For myself, to grow stronger in compassion means being intentional about pulling myself away from a focus on myself. Occasionally, I’ll find myself on that dismal bus ride on a weekday morning, considering the people around me. What are their stories? Have they fallen in love? How many times have their hearts been broken? I don’t know them, likely never will know them, yet there are dozens of people who do and cherish them as a dear friend, spouse, child, neighbor, parent. Occasionally, I’ll find myself saying a silent prayer for someone. Bless them today. Be with that mom with a couple of small kids in tow. Make that young person’s dreams a reality. Give them a great day. Occasionally, I’ll find myself smiling, appreciating human moments, individual quirkiness, the wondrous patchwork quilt that is People.

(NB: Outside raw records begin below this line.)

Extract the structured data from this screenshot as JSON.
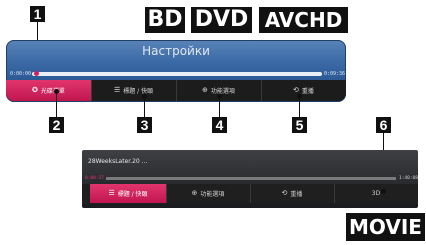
{
  "format_tags": {
    "bd": "BD",
    "dvd": "DVD",
    "avchd": "AVCHD",
    "movie": "MOVIE"
  },
  "callouts": [
    "1",
    "2",
    "3",
    "4",
    "5",
    "6"
  ],
  "disc_menu": {
    "title": "Настройки",
    "time_start": "0:00:00",
    "time_end": "0:09:36",
    "items": [
      {
        "label": "光碟選單",
        "icon": "disc-menu-icon",
        "glyph": "✪"
      },
      {
        "label": "標題 / 快頤",
        "icon": "title-list-icon",
        "glyph": "☰"
      },
      {
        "label": "功能選項",
        "icon": "option-icon",
        "glyph": "⊕"
      },
      {
        "label": "重播",
        "icon": "repeat-icon",
        "glyph": "⟲"
      }
    ]
  },
  "movie_menu": {
    "title": "28WeeksLater.20 ...",
    "time_start": "0:00:37",
    "time_end": "1:40:08",
    "items": [
      {
        "label": "標題 / 快頤",
        "icon": "title-list-icon",
        "glyph": "☰"
      },
      {
        "label": "功能選項",
        "icon": "option-icon",
        "glyph": "⊕"
      },
      {
        "label": "重播",
        "icon": "repeat-icon",
        "glyph": "⟲"
      },
      {
        "label": "3D",
        "icon": "3d-icon",
        "glyph": ""
      }
    ]
  },
  "colors": {
    "accent": "#d21f5c",
    "panel_blue": "#3b6aa6",
    "bar_dark": "#1c1c1c"
  }
}
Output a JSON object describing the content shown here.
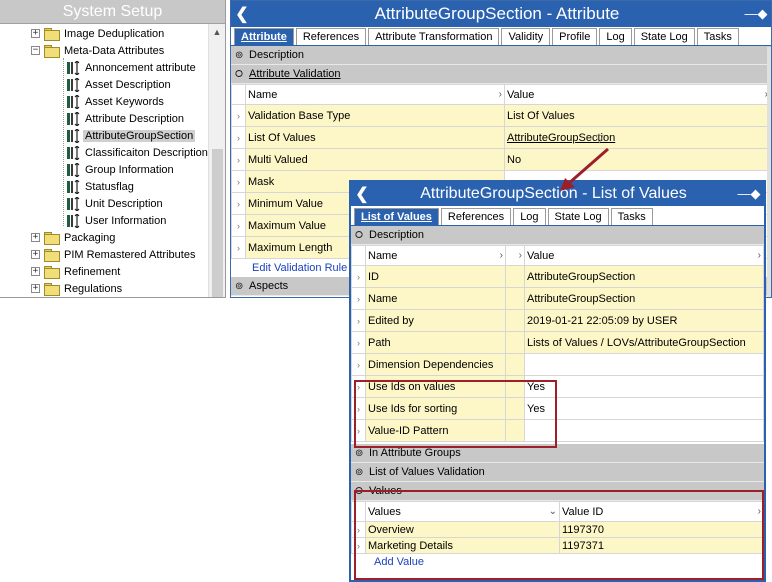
{
  "left_panel": {
    "title": "System Setup",
    "tree": [
      {
        "label": "Image Deduplication",
        "type": "folder",
        "expander": "+"
      },
      {
        "label": "Meta-Data Attributes",
        "type": "folder",
        "expander": "−"
      },
      {
        "label": "Annoncement attribute",
        "type": "attribute"
      },
      {
        "label": "Asset Description",
        "type": "attribute"
      },
      {
        "label": "Asset Keywords",
        "type": "attribute"
      },
      {
        "label": "Attribute Description",
        "type": "attribute"
      },
      {
        "label": "AttributeGroupSection",
        "type": "attribute",
        "selected": true
      },
      {
        "label": "Classificaiton Description",
        "type": "attribute"
      },
      {
        "label": "Group Information",
        "type": "attribute"
      },
      {
        "label": "Statusflag",
        "type": "attribute"
      },
      {
        "label": "Unit Description",
        "type": "attribute"
      },
      {
        "label": "User Information",
        "type": "attribute"
      },
      {
        "label": "Packaging",
        "type": "folder",
        "expander": "+"
      },
      {
        "label": "PIM Remastered Attributes",
        "type": "folder",
        "expander": "+"
      },
      {
        "label": "Refinement",
        "type": "folder",
        "expander": "+"
      },
      {
        "label": "Regulations",
        "type": "folder",
        "expander": "+"
      }
    ]
  },
  "main_panel": {
    "title": "AttributeGroupSection - Attribute",
    "back_icon": "chevron-left-icon",
    "pin_icon": "pin-icon",
    "tabs": [
      "Attribute",
      "References",
      "Attribute Transformation",
      "Validity",
      "Profile",
      "Log",
      "State Log",
      "Tasks"
    ],
    "active_tab": "Attribute",
    "sections": {
      "description": "Description",
      "validation": "Attribute Validation",
      "aspects": "Aspects"
    },
    "grid_headers": {
      "name": "Name",
      "value": "Value"
    },
    "rows": [
      {
        "name": "Validation Base Type",
        "value": "List Of Values"
      },
      {
        "name": "List Of Values",
        "value": "AttributeGroupSection"
      },
      {
        "name": "Multi Valued",
        "value": "No"
      },
      {
        "name": "Mask",
        "value": ""
      },
      {
        "name": "Minimum Value",
        "value": ""
      },
      {
        "name": "Maximum Value",
        "value": ""
      },
      {
        "name": "Maximum Length",
        "value": ""
      }
    ],
    "edit_link": "Edit Validation Rule"
  },
  "popup": {
    "title": "AttributeGroupSection - List of Values",
    "back_icon": "chevron-left-icon",
    "pin_icon": "pin-icon",
    "tabs": [
      "List of Values",
      "References",
      "Log",
      "State Log",
      "Tasks"
    ],
    "active_tab": "List of Values",
    "sections": {
      "description": "Description",
      "in_groups": "In Attribute Groups",
      "lov_validation": "List of Values Validation",
      "values": "Values"
    },
    "grid_headers": {
      "name": "Name",
      "value": "Value"
    },
    "rows": [
      {
        "name": "ID",
        "value": "AttributeGroupSection"
      },
      {
        "name": "Name",
        "value": "AttributeGroupSection"
      },
      {
        "name": "Edited by",
        "value": "2019-01-21 22:05:09 by USER"
      },
      {
        "name": "Path",
        "value": "Lists of Values / LOVs/AttributeGroupSection"
      },
      {
        "name": "Dimension Dependencies",
        "value": ""
      },
      {
        "name": "Use Ids on values",
        "value": "Yes"
      },
      {
        "name": "Use Ids for sorting",
        "value": "Yes"
      },
      {
        "name": "Value-ID Pattern",
        "value": ""
      }
    ],
    "values_headers": {
      "values": "Values",
      "value_id": "Value ID"
    },
    "values_rows": [
      {
        "value": "Overview",
        "id": "1197370"
      },
      {
        "value": "Marketing Details",
        "id": "1197371"
      }
    ],
    "add_link": "Add Value"
  },
  "colors": {
    "header_blue": "#2a62b0",
    "highlight_red": "#9c1f2a",
    "cell_yellow": "#fdf7c8",
    "section_gray": "#c8c8c8"
  }
}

It is times like those when I feel my capacity for compassion, when I sense the deep well I have to draw from. It is times like those when I truly realize that, yes, we are all in this together and it is so great to be alive right now, right here. I guess I have moments when, like the Grinch, my heart grows three sizes in a day.

Our capacity for compassion is great and greatly untapped. But when you hop into someone else’s skin and walk around in it for awhile, you get an overwhelming sense of how we are created to love one another. It is quite a gift to be able to feel this way, when you think about it. We’ve been given so much and we have so much to give to others and our world.  Our time here is too short to not exercise the ability to care.

In the end, when we are dead and gone, quite likely we’ll want people to remember us not for the breadth of our intellect or for our impressive muscle tone, but for our inexhaustible ability to embrace the world around us. I’ll try to keep that in mind on tomorrow’s commute.